WHAT TO PRODUCE >>
Would you find each line in the entries below with the string "name" and copy it?

(Data items)
········
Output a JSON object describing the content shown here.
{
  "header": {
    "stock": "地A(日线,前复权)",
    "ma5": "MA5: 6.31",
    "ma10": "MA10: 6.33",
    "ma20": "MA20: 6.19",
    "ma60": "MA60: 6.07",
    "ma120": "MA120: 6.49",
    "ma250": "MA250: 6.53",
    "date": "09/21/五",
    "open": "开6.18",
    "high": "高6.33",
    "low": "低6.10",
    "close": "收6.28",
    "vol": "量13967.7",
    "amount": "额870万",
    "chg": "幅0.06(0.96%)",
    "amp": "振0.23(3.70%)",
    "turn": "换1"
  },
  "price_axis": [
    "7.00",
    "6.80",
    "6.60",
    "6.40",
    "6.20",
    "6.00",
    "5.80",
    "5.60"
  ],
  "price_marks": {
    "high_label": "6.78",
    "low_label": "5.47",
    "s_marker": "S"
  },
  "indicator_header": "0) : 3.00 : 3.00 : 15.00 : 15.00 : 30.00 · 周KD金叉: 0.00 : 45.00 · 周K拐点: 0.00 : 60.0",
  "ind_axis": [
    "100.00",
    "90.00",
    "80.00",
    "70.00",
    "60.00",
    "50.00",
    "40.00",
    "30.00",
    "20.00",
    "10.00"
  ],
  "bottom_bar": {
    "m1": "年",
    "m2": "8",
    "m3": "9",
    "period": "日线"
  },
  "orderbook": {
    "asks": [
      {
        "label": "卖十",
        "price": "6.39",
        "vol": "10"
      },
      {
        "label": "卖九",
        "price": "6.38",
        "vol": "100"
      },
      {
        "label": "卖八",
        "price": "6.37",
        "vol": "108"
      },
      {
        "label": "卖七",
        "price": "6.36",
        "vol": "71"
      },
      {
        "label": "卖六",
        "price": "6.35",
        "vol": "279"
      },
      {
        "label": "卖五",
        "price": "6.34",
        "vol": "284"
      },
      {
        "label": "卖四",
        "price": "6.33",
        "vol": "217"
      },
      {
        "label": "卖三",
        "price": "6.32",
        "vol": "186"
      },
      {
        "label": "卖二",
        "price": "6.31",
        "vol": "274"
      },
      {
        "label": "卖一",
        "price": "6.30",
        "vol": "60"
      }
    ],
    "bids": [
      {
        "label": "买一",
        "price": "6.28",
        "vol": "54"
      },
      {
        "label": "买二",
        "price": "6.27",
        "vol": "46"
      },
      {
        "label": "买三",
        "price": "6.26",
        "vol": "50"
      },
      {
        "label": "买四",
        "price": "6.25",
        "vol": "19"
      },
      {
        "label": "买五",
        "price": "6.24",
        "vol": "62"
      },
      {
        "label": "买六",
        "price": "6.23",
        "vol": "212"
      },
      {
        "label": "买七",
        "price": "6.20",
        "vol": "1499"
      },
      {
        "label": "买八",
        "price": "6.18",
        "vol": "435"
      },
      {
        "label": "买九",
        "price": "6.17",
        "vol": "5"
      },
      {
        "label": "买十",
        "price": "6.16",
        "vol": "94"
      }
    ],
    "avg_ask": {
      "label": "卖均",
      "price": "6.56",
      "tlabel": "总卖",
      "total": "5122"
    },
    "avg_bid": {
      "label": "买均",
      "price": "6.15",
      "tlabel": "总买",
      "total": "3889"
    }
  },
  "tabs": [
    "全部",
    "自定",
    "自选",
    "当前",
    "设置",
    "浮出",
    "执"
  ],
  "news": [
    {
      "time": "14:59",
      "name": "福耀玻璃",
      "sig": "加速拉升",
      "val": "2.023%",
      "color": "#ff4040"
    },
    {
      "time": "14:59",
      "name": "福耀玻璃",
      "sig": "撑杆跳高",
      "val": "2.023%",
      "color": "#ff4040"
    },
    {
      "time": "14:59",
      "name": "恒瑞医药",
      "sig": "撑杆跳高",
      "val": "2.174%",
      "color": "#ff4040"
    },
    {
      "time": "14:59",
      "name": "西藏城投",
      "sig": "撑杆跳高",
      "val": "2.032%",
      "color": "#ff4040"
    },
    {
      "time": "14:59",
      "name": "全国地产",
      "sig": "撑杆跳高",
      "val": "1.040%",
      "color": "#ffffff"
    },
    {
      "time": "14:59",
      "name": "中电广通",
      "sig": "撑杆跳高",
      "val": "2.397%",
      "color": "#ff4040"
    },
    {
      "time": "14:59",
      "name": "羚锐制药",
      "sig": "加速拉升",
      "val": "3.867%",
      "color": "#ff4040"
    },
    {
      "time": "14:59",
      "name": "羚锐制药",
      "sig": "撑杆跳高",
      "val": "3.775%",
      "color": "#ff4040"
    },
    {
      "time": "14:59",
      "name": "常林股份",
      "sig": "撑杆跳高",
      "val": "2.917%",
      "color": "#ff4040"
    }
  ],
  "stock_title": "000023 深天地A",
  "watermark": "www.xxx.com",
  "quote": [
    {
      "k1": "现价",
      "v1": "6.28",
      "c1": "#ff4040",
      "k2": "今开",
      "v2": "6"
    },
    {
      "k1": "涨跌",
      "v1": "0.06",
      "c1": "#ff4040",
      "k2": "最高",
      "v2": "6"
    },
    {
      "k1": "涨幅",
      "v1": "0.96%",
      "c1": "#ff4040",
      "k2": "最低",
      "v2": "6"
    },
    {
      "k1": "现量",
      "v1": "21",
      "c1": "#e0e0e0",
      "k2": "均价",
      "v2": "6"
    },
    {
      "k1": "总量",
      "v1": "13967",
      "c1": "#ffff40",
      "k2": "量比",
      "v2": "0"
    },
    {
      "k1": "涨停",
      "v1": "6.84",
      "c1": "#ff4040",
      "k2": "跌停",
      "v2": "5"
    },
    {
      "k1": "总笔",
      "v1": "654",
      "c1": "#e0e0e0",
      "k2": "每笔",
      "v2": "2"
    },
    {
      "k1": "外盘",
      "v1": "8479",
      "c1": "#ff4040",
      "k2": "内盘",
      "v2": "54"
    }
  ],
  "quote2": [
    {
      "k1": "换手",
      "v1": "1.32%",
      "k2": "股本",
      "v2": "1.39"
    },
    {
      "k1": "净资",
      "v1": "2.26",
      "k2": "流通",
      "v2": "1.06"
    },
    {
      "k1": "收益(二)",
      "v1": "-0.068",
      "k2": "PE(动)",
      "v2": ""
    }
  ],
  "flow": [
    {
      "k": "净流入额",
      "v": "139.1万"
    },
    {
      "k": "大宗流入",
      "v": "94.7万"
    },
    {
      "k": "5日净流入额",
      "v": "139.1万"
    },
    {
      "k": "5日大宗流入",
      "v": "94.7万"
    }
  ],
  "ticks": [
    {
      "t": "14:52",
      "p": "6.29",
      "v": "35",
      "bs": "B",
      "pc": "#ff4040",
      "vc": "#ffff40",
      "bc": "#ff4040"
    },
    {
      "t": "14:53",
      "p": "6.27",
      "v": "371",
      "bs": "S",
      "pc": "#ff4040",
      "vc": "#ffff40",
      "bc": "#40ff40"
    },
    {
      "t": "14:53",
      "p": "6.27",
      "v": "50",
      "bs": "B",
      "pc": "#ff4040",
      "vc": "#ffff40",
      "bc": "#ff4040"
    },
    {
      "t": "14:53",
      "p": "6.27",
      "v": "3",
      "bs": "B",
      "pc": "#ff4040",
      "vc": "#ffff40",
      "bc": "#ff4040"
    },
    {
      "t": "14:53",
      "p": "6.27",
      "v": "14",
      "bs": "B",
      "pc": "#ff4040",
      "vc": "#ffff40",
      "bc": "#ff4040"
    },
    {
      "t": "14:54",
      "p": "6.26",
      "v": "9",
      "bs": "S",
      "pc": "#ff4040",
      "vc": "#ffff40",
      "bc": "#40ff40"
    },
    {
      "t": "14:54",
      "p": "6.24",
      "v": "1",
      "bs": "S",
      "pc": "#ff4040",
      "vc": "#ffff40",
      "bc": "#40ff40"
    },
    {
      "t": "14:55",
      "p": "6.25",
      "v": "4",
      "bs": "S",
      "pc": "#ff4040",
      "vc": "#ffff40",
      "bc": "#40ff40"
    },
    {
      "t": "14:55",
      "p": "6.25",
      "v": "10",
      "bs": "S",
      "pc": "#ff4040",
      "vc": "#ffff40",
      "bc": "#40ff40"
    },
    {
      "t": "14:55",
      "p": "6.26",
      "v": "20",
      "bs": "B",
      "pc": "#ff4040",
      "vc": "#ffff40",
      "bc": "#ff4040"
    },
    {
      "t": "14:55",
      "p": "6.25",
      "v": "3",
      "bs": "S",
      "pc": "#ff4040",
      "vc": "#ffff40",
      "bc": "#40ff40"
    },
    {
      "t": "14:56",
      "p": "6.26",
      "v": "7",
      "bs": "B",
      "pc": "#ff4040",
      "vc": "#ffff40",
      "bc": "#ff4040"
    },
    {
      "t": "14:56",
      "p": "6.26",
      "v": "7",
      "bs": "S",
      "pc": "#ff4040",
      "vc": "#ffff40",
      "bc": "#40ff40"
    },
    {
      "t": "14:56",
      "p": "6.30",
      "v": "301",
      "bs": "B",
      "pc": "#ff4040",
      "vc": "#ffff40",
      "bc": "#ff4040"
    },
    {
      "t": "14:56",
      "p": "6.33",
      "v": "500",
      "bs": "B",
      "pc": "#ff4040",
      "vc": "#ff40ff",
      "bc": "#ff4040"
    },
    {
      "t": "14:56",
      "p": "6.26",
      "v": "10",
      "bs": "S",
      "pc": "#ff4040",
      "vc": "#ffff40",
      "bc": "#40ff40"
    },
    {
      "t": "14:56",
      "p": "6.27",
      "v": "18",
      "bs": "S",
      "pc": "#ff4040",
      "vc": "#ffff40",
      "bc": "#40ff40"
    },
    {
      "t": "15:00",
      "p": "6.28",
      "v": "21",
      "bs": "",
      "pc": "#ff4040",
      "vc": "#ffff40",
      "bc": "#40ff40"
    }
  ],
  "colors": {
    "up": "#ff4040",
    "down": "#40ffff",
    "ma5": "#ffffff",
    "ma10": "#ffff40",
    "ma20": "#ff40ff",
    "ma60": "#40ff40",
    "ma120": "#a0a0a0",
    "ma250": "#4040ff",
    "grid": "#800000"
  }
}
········
RESULT >>
      "name": "福耀玻璃",
      "name": "福耀玻璃",
      "name": "恒瑞医药",
      "name": "西藏城投",
      "name": "全国地产",
      "name": "中电广通",
      "name": "羚锐制药",
      "name": "羚锐制药",
      "name": "常林股份",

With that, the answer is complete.